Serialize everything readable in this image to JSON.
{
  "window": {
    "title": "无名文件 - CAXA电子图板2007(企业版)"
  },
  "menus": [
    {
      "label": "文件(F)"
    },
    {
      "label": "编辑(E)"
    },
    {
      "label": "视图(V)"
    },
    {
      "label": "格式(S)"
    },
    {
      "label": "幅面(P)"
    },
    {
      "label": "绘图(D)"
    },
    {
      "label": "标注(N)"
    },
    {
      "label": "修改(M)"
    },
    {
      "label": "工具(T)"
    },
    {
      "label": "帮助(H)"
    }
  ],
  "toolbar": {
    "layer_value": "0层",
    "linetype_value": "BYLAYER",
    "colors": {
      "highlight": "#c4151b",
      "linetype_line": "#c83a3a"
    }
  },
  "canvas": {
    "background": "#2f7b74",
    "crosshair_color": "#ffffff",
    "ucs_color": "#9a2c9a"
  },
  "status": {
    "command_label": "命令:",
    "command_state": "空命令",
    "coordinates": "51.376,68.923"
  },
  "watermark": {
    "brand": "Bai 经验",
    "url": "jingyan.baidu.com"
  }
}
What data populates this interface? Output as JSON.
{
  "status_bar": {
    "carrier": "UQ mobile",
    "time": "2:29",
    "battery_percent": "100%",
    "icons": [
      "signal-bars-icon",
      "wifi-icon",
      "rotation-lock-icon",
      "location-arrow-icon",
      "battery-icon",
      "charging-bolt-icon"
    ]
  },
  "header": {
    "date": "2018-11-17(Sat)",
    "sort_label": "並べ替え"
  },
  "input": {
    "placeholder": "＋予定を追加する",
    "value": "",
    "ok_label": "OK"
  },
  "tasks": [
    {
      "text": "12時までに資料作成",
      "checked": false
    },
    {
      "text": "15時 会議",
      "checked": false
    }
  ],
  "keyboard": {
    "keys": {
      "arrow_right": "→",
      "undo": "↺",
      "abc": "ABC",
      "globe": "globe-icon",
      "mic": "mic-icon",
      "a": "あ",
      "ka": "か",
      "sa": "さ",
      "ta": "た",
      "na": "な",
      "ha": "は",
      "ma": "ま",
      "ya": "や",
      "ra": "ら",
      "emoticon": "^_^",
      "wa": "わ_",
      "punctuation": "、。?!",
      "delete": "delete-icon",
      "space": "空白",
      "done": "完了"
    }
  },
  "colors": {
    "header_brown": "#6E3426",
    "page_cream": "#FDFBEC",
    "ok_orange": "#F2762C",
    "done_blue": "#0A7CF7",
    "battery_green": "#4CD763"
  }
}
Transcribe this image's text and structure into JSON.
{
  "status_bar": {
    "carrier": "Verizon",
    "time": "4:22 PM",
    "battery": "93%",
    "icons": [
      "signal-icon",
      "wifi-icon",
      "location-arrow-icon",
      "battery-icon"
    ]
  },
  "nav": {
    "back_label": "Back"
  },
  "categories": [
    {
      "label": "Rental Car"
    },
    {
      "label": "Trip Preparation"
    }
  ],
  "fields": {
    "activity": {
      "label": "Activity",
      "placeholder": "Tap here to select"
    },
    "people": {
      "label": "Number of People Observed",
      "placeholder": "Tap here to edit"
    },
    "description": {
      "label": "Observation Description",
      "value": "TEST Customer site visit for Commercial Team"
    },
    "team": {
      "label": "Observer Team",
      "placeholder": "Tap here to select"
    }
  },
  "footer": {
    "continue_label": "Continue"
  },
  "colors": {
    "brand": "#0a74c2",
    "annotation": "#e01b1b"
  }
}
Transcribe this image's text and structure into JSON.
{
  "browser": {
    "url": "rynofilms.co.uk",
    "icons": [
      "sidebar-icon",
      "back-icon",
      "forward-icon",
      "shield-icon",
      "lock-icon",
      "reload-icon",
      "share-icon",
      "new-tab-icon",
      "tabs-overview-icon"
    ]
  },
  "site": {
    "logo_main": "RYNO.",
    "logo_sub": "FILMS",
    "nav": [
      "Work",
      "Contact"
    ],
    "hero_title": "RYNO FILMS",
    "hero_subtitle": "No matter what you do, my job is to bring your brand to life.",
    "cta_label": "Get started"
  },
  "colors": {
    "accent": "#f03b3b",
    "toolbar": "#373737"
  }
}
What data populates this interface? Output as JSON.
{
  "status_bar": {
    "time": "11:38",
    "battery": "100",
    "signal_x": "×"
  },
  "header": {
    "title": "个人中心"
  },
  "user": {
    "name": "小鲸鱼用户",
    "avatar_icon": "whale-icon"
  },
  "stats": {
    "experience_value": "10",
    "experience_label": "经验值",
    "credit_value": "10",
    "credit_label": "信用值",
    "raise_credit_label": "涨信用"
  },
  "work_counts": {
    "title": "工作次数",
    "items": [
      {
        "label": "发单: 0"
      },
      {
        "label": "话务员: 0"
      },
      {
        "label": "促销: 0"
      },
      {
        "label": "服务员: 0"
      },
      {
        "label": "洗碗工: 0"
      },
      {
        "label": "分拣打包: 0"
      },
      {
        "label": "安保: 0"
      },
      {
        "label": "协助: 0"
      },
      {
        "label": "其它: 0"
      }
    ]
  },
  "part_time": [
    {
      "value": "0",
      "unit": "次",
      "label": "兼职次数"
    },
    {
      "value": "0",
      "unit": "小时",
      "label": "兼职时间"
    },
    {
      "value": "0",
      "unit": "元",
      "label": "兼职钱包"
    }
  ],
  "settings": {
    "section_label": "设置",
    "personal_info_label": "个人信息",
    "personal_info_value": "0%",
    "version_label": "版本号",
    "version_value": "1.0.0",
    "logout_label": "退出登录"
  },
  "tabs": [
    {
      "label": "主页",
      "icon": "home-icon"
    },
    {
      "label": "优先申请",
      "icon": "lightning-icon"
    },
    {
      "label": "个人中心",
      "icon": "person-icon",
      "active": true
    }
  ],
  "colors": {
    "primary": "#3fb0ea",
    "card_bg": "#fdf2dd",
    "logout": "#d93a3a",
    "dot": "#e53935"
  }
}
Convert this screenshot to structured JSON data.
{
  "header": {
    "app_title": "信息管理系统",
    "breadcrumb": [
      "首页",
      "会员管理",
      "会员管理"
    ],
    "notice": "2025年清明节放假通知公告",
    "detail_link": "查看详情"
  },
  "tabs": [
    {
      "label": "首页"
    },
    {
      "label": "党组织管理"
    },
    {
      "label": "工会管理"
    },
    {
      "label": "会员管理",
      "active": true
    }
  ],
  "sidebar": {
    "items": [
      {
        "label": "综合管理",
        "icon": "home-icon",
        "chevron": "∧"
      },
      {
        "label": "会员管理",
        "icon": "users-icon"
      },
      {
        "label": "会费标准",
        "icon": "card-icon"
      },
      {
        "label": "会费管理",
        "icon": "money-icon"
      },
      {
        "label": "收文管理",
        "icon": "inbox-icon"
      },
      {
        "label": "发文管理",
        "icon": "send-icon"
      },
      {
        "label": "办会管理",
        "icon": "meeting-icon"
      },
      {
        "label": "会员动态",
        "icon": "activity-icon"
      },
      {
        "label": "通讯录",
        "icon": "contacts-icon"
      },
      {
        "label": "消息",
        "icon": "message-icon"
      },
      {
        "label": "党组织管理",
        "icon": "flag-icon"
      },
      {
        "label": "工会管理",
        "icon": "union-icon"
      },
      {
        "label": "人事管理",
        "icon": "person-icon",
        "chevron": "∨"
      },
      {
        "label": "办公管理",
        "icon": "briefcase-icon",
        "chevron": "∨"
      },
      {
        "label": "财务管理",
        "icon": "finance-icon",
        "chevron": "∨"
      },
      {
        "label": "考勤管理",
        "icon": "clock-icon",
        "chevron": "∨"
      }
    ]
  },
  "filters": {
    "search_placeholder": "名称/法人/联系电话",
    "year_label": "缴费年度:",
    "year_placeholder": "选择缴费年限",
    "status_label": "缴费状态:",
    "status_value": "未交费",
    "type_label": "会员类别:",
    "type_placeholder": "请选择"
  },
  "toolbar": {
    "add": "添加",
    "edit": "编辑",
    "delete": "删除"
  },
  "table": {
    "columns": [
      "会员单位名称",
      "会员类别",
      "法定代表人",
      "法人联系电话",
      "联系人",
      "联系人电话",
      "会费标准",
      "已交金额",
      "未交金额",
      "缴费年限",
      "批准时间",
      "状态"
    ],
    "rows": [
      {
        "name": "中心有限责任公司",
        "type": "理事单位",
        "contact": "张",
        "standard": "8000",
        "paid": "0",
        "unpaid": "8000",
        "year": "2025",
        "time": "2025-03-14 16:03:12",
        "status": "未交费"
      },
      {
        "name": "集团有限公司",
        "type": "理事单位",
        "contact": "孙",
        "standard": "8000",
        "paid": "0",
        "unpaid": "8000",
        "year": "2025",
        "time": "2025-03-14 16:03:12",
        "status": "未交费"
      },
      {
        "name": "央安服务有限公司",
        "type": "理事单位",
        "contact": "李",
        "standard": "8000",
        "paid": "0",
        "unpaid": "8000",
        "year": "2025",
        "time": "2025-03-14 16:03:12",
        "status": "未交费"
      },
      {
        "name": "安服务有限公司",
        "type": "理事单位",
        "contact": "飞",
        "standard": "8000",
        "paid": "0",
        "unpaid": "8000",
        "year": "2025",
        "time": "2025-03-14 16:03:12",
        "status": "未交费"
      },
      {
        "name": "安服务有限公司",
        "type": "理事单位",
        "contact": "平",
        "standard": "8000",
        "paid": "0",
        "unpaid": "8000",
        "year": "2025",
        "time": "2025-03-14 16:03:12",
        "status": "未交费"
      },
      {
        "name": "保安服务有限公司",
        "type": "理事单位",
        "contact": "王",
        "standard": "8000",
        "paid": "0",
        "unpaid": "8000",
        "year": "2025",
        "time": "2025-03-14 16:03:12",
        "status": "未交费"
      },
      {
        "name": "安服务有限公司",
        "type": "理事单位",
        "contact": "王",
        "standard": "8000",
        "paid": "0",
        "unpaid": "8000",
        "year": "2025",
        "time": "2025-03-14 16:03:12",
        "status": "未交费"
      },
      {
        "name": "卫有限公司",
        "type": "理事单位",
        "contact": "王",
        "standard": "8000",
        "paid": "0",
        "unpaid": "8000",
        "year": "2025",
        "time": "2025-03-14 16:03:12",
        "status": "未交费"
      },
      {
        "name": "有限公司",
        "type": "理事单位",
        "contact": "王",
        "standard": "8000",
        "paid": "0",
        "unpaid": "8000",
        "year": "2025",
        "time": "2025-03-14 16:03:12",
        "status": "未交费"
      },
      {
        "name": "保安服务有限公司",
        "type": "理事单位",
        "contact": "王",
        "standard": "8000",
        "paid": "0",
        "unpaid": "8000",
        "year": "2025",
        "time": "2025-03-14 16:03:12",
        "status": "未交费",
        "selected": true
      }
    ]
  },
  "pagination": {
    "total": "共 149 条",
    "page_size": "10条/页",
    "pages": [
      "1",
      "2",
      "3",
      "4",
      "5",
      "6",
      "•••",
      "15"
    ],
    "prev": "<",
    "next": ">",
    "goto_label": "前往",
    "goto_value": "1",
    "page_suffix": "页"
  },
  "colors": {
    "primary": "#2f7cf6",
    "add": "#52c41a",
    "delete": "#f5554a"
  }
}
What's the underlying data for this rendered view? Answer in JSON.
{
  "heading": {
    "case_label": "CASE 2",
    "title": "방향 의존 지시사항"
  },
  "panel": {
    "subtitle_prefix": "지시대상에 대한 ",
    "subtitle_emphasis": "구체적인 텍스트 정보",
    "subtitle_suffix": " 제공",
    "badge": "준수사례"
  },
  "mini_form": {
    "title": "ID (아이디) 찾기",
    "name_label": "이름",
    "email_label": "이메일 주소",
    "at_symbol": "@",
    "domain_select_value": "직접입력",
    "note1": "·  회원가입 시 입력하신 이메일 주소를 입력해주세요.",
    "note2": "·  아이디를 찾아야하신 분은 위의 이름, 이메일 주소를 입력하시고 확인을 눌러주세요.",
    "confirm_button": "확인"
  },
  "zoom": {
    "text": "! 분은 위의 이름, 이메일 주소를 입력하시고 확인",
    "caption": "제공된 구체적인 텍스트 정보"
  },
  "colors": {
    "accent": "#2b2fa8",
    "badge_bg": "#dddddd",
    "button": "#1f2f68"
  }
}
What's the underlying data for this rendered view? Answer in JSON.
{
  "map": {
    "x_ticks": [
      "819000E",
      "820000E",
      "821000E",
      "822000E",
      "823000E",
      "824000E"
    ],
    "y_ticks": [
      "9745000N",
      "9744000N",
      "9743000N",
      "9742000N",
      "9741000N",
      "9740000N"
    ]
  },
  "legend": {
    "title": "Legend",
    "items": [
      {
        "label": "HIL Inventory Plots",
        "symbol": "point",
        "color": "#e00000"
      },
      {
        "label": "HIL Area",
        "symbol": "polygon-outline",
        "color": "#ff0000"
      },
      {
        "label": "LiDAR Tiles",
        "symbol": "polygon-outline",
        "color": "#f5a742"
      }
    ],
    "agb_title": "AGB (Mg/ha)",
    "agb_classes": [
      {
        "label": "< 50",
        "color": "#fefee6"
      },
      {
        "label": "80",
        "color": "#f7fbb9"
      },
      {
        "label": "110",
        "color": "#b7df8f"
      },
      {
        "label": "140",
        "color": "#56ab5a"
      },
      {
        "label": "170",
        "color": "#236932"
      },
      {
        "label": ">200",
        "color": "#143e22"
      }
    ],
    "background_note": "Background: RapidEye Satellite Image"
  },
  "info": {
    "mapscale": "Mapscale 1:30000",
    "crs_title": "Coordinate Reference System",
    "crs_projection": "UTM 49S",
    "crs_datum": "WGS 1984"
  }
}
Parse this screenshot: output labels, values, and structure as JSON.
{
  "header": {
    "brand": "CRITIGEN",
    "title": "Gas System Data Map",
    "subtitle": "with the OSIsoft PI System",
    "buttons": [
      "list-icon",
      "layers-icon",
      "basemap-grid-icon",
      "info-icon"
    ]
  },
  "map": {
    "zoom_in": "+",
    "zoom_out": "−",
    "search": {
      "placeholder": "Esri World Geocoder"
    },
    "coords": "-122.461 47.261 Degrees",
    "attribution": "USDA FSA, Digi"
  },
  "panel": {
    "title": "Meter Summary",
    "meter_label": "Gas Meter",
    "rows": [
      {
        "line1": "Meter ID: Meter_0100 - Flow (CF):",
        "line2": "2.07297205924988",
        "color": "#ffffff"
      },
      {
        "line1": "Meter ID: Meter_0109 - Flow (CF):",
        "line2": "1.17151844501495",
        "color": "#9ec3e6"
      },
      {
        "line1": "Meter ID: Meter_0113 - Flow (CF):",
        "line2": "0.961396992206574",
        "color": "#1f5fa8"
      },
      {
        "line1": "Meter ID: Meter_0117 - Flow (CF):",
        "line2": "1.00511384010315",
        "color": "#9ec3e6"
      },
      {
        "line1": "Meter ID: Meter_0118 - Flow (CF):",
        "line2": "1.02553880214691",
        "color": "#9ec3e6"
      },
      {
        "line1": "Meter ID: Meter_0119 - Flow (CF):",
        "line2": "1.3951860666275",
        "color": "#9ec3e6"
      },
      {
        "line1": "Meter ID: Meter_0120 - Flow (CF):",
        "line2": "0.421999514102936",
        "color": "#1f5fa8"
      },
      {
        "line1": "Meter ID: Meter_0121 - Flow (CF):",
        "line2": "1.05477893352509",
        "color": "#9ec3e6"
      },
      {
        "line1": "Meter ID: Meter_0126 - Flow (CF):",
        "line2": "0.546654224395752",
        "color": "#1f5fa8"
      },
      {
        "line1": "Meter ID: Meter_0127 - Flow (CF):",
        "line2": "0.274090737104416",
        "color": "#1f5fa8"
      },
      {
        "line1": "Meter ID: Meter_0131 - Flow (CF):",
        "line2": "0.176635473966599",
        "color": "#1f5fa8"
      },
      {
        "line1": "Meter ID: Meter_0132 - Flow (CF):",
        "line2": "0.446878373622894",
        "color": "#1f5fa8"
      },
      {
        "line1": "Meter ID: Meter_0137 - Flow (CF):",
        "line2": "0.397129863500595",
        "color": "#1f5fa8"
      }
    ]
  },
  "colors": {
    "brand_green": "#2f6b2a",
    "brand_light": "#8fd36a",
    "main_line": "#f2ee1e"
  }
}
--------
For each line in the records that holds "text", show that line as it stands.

      "text": "12時までに資料作成",
      "text": "15時 会議",
Transcribe this image's text and structure into JSON.
Transcribe this image's text and structure into JSON.
    "text": "! 분은 위의 이름, 이메일 주소를 입력하시고 확인",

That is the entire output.